When it comes to the health of gay, bi, trans, Two-Spirit and queer (GBT2Q) men, timely data isn’t always accessible to groups fighting to improve outcomes for the community.
In response, Advance – a coalition of GBT2Q organizations dedicated to strengthening access and uptake of health services for these communities – released their first Progress Card earlier this year. Their goal: to provide public sector decision-makers and community service providers with national data on key indicators relevant to queer and trans health, informed by Canada’s largest and longest running GBT2Q health survey.
Yet the life of a queer or trans person living in Vancouver might be very different from someone in Winnipeg or Halifax, for instance.
“As we’ve been going through the process of making these Progress Cards, it’s become increasingly apparent how each city seems to have its own unique profile in terms of strengths and areas for improvement,” said Len Tooley, Director of Evaluation and Advancement at the Community-Based Research Centre, who has led the development of the Progress Cards.
These regional variables are why Advance is now releasing a series of local, city-specific cards – ones focused on highlighting health trends for GBT2Q men in Calgary, Edmonton, Halifax, London, Montreal, Ottawa, Toronto, Vancouver and Winnipeg. By isolating local data, organizations in these cities are better able to guide investment, attention and other supports toward specific heath issues.
For instance, according to the National Progress Card, only 13 per cent of participants were taking the highly-effective HIV prevention medication, PrEP. In Calgary and Edmonton, however, that figure drops by more than half. Health agencies or community groups in Alberta, then, might be inspired to consider new initiatives that remove barriers for men to understand and access PrEP.
Still, no single finding from any card should be taken as an immediate mandate to change or create local offerings. Put in context, if one city’s Progress Card reveals low uptake of HIV-testing, for instance, that doesn’t by default mean that city’s GBT2Q community is uninterested in testing, or that testing is less available there. Rather, it creates an opportunity for groups to examine why these outcomes exist in their city and ask critical questions about what they could be doing better or differently.

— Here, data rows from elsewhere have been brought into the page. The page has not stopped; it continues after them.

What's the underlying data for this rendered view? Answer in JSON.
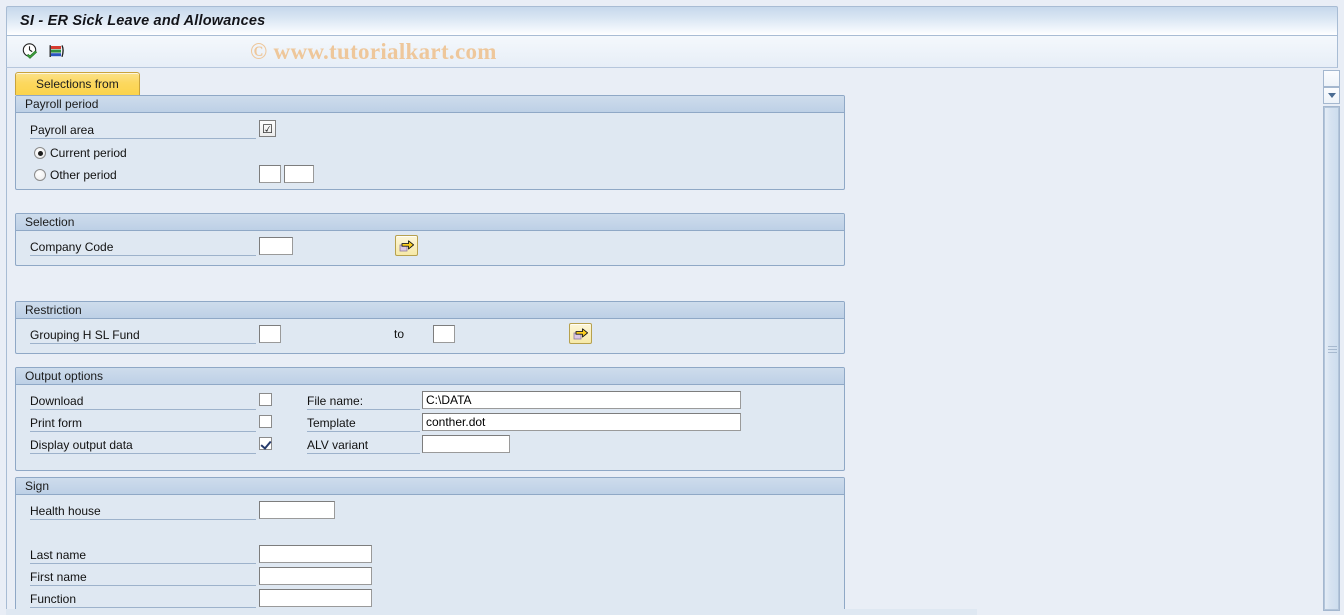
{
  "window": {
    "title": "SI - ER Sick Leave and Allowances"
  },
  "watermark": {
    "text": "© www.tutorialkart.com"
  },
  "toolbar": {
    "icons": [
      {
        "name": "execute-clock-icon",
        "title": "Execute"
      },
      {
        "name": "variant-bars-icon",
        "title": "Get Variant"
      }
    ]
  },
  "tabs": [
    {
      "label": "Selections from",
      "active": true
    }
  ],
  "groups": {
    "payroll_period": {
      "title": "Payroll period",
      "payroll_area_label": "Payroll area",
      "payroll_area_value": "",
      "matchcode_glyph": "☑",
      "current_period_label": "Current period",
      "other_period_label": "Other period",
      "current_period_selected": true,
      "other_period_value_1": "",
      "other_period_value_2": ""
    },
    "selection": {
      "title": "Selection",
      "company_code_label": "Company Code",
      "company_code_value": "",
      "multi_select_icon": "multi-select-arrow-icon"
    },
    "restriction": {
      "title": "Restriction",
      "grouping_label": "Grouping H SL Fund",
      "grouping_from_value": "",
      "to_label": "to",
      "grouping_to_value": "",
      "multi_select_icon": "multi-select-arrow-icon"
    },
    "output_options": {
      "title": "Output options",
      "download_label": "Download",
      "download_checked": false,
      "print_form_label": "Print form",
      "print_form_checked": false,
      "display_output_label": "Display output data",
      "display_output_checked": true,
      "file_name_label": "File name:",
      "file_name_value": "C:\\DATA",
      "template_label": "Template",
      "template_value": "conther.dot",
      "alv_variant_label": "ALV variant",
      "alv_variant_value": ""
    },
    "sign": {
      "title": "Sign",
      "health_house_label": "Health house",
      "health_house_value": "",
      "last_name_label": "Last name",
      "last_name_value": "",
      "first_name_label": "First name",
      "first_name_value": "",
      "function_label": "Function",
      "function_value": ""
    }
  },
  "colors": {
    "title_bar_start": "#c6d8ec",
    "page_background": "#e9eef6",
    "group_background": "#dfe8f2",
    "group_header": "#c3d4e8",
    "tab_yellow": "#fcd85f",
    "watermark": "#eec79b",
    "field_border": "#7d7d7d"
  }
}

“The stats presented in these Progress Cards are basically the what. From there, we hope this stimulates more local discussions around answering the why – that’s where the real change will happen.”

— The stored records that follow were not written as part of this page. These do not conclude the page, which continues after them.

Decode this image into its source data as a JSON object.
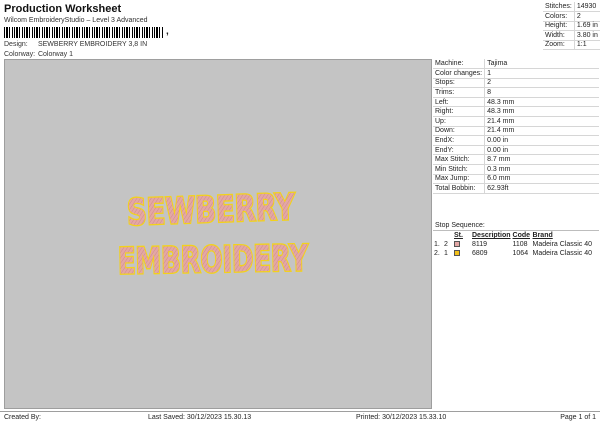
{
  "header": {
    "title": "Production Worksheet",
    "subtitle": "Wilcom EmbroideryStudio – Level 3 Advanced",
    "barcode_suffix": ","
  },
  "design": {
    "label": "Design:",
    "value": "SEWBERRY EMBROIDERY 3,8 IN"
  },
  "colorway": {
    "label": "Colorway:",
    "value": "Colorway 1"
  },
  "stats": [
    {
      "label": "Stitches:",
      "value": "14930"
    },
    {
      "label": "Colors:",
      "value": "2"
    },
    {
      "label": "Height:",
      "value": "1.69 in"
    },
    {
      "label": "Width:",
      "value": "3.80 in"
    },
    {
      "label": "Zoom:",
      "value": "1:1"
    }
  ],
  "canvas": {
    "line1": "SEWBERRY",
    "line2": "EMBROIDERY",
    "background": "#c4c4c4",
    "fill_color": "#e3a7a5",
    "outline_color": "#f2d21a"
  },
  "machine_info": [
    {
      "label": "Machine:",
      "value": "Tajima"
    },
    {
      "label": "Color changes:",
      "value": "1"
    },
    {
      "label": "Stops:",
      "value": "2"
    },
    {
      "label": "Trims:",
      "value": "8"
    },
    {
      "label": "Left:",
      "value": "48.3 mm"
    },
    {
      "label": "Right:",
      "value": "48.3 mm"
    },
    {
      "label": "Up:",
      "value": "21.4 mm"
    },
    {
      "label": "Down:",
      "value": "21.4 mm"
    },
    {
      "label": "EndX:",
      "value": "0.00 in"
    },
    {
      "label": "EndY:",
      "value": "0.00 in"
    },
    {
      "label": "Max Stitch:",
      "value": "8.7 mm"
    },
    {
      "label": "Min Stitch:",
      "value": "0.3 mm"
    },
    {
      "label": "Max Jump:",
      "value": "6.0 mm"
    },
    {
      "label": "Total Bobbin:",
      "value": "62.93ft"
    }
  ],
  "stop_sequence": {
    "title": "Stop Sequence:",
    "headers": {
      "st": "St.",
      "description": "Description",
      "code": "Code",
      "brand": "Brand"
    },
    "rows": [
      {
        "num": "1.",
        "st": "2",
        "swatch": "#e3a7a5",
        "description": "8119",
        "code": "1108",
        "brand": "Madeira Classic 40"
      },
      {
        "num": "2.",
        "st": "1",
        "swatch": "#f2c01a",
        "description": "6809",
        "code": "1064",
        "brand": "Madeira Classic 40"
      }
    ]
  },
  "footer": {
    "created_by": "Created By:",
    "last_saved": "Last Saved: 30/12/2023 15.30.13",
    "printed": "Printed: 30/12/2023 15.33.10",
    "page": "Page 1 of 1"
  }
}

The Progress Cards for nine Canadian cities are now available to download below: